The drug cannot legally be prescribed in any state, because it has no accepted medical use under federal drug law. But some doctors are willing to recommend it under certain conditions.


Seventeen states, many in the South, have passed laws opening the door to marijuana use as long as the drug is extremely low in THC, the intoxicating ingredient. 

The laws have emerged in the last three years following publicity about children with severe seizures benefiting from oils derived from marijuana.

Marijuana legalization activists often disregard these laws for being loaded with so many caveats that the drug isn’t being used. 

The laws, which still violate U.S. law, exist in Alabama, Florida, Georgia, Louisiana, Iowa, Kentucky, Mississippi, Missouri, North Carolina, Oklahoma, South Carolina, Tennessee, Texas, Utah, Virginia, Wisconsin and Wyoming.


Five states have removed the potential for jail time for those caught with small amounts of the drug. That means pot isn’t legal for recreational use, but people smoking it to get high can’t be put behind bars. Those states are Mississippi, Missouri, Nebraska, North Carolina and Ohio.


A few states both have approved marijuana use by sick people and removed jail sentences for recreational users. One is California, whose voters passed the nation’s first medical marijuana law in 1996. Others are Connecticut, Delaware, Maine, Maryland, Massachusetts, Minnesota, Nevada and Rhode Island.


Four states and Washington, D.C., allow marijuana possession in small amounts by adults over 21 for any reason. They are Alaska, Colorado, Oregon, Washington state and the nation’s capital.


Cannabis possession is illegal in most countries under a 1925 treaty called the International Opium Convention. But just like the U.S., some nations either flout the treaty or don’t enforce it.

Legalization supporters consider pot possession either legal or tolerated in Argentina, Bangladesh, Cambodia, Canada, Chile, Colombia, the Czech Republic, India, Jamaica, Jordan, Mexico, Portugal, Spain, Uruguay, Germany and the Netherlands.

Some consider the drug just as illegal as heroin but don’t enforce the ban. Others, like Uruguay and the Netherlands, allow its recreational use.

Source :

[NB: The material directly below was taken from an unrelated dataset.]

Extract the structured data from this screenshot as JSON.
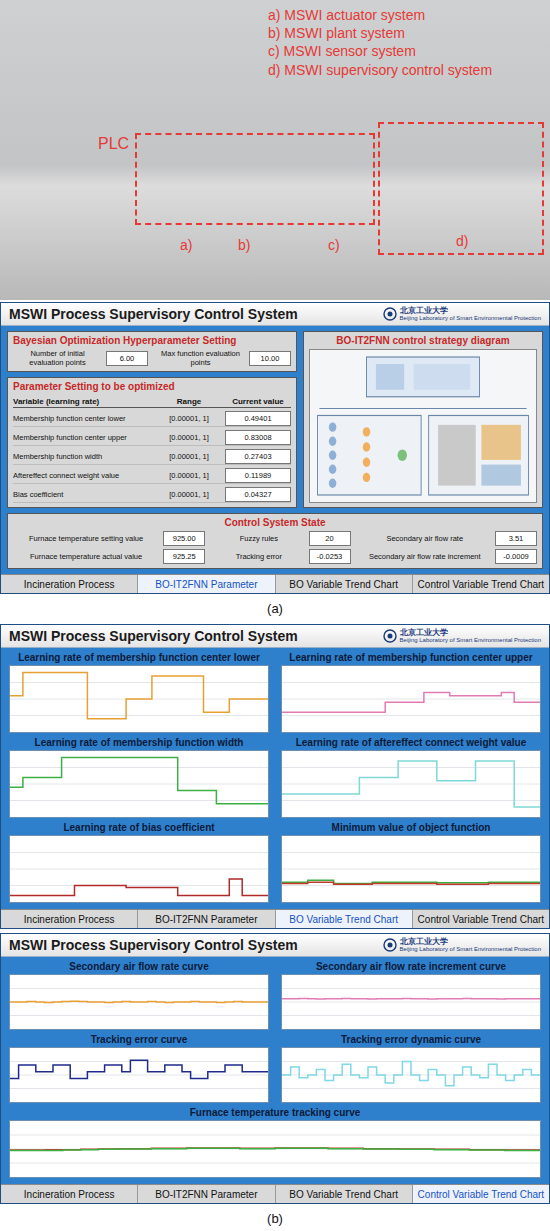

Thousands puff for legal pot at 4/20 parties
Thousands to puff for legal pot at San Francisco 4/20 party
Thousands puff for legal pot at 4/20 parties throughout US
Thousands puff for legal pot at 4/20 parties throughout US
Thousands puff for legal pot at 4/20 parties throughout U.S.
Thousands puff for legal pot at 4/20 parties throughout US
Thousands puff for legal pot at 4/20 parties throughout US